Dear Commons Community,
Yesterday, the NY Times Magazine had a full-length article entitled, What to do in Cyberspace When You are Dead, by Rob Walker. I must confess I have never thought of this as an issue but the article made several important points that has me thinking about what happens to all of the content that I have published on the Internet such as this blog as well as such practical things as who has access to my email accounts after I am gone. The more I read this article, the queasier I got. For instance, it makes the point that you do not want your digital content to simply languish. Not to worry though, there is a website, The Digital Beyond, that offers advice on the subject as well as a book entitled, Your Digital Afterlife, that covers issues such as to whom you leave your content and what is to be done with it after you have departed. The article goes on to comment that a new “digital mortality” business has evolved (see for example, DeathSwitch.com), that allows you to send final words to love ones or others as well as maintain your Internet life on social networking websites such as twitter with periodic entries after you are gone.
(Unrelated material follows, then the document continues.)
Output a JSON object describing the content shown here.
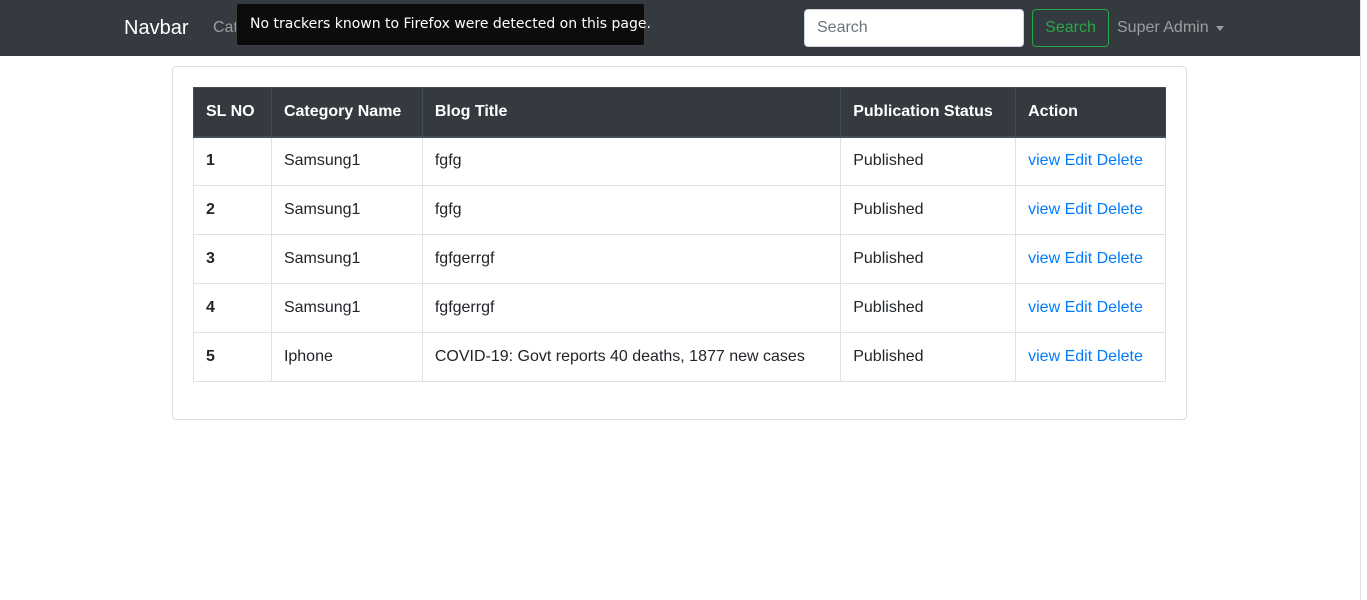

The article concludes with reference to the writings of futurists such as Margaret Wertheim who speculate as to whether we can construct a “technological substitute for the Christian space of heaven” and whether a human may not necessarily be defined by the atoms in her/his body but by an information code.
I am thinking that maybe I should redo my last will and testament.